Oil prices climbed on Friday on strong US jobs data and tightening crude supply due to US sanctions on Venezuelan oil exports. OPEC cuts are also impacting the global crude market. Repsol photo.
Oil prices rise over 3 per cent Friday
Upbeat US jobs data, US sanctions on Venezuelan crude imports, a falling US rig count along with OPEC supply cuts helped boost oil prices over3 per cent on Friday.
By 4:19 p.m., EST, benchmark Brent crude futures were up over 3 per cent or $1.96 to $62.80/barrel and are on track for a weekly gain of about 2 per cent. US West Texas Intermediate futures climbed $1.51 to $55.30/barrel. WTI is expected to post a 3.1 per cent gain this week.
According to Reuters, oil prices were buoyed after strong US job growth boosted demand for equities. As well, Baker Hughes reported on Friday that the US oil rig count was down by 15 to 847. The rig count fell the most in a month since April 2016.
Surprising strong US job growth boosted Wall Street, propping up oil prices.
This week, the Trump administration imposed sanctions on Venezuelan crude exports, stranding takers in ports.
“We are beginning to see the impact to crude supplies from the sanctions on Venezuela. It has driven up domestic crude prices, cutting into refiner margins,” Andrew Lipow, president of Lipow Oil Associates told Reuters.
“That, combined with Saudi cuts and Libyan production declines has changed market sentiment as we appear to be moving towards a better balanced supply situation.”
With heavy crude prices rising and imports falling as a result of the sanctions, some US refiners are cutting their crude processing. Market sources told Reuters that gasoline margins fell to their lowest in nearly a decade.
OPEC along with some of its allies are reducing their output in an effort to rebalance the oil market. In January, Saudi Arabia cut its production by 350,000 barrels per day (b/d), according to a Reuters survey. Participants in the cartel’s production cut are expected to reduce their production by a total of 1.2 million b/d.
Late Thursday, President Donald Trump tweeted that he and Chinese President Xi Jinping will meet soon to try to resolve the trade war. However, in a later tweet, Trump warned he could postpone the talks if preliminary talks do not yield a deal.
Chinese state news agency Xinhua reported that China’s trade delegation said the most recent round of talks with US officials made “important progress”.
“Many traders recognize that sense is likely to prevail and a deal will be struck after the summit – although the shape of any deal will continue to drive a jittery market,” Cantor Fitzgerald Europe said in a note.

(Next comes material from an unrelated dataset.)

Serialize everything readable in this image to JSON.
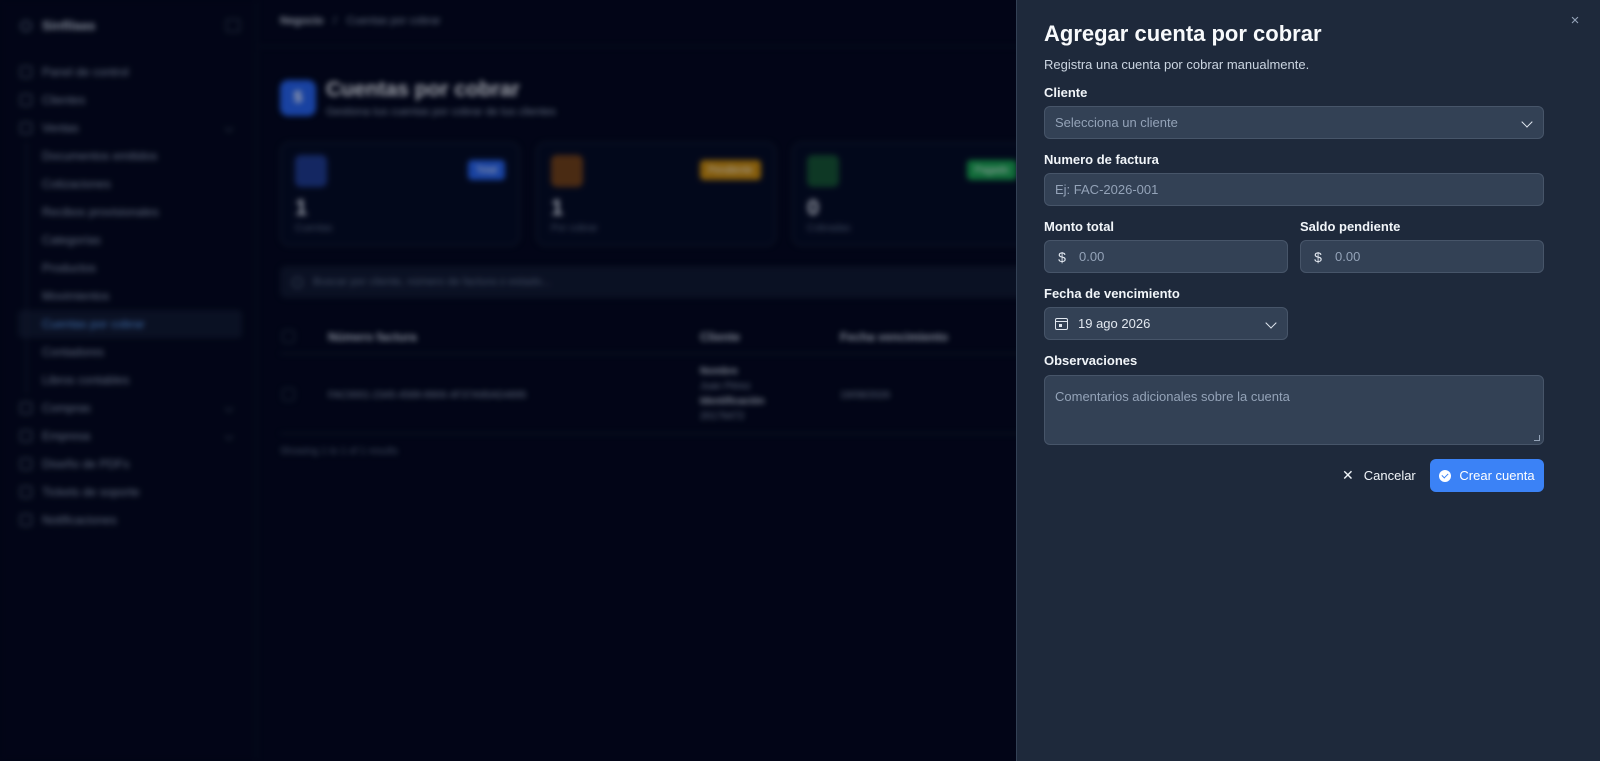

China’s economic growth has slowed. A survey showed the country’s factory activity contracted by the most in almost three years in January. This boosted fears about falling fuel demand in China.
Analysts see the oil market returning to balance in 2019 as the OPEC+ cuts take hold.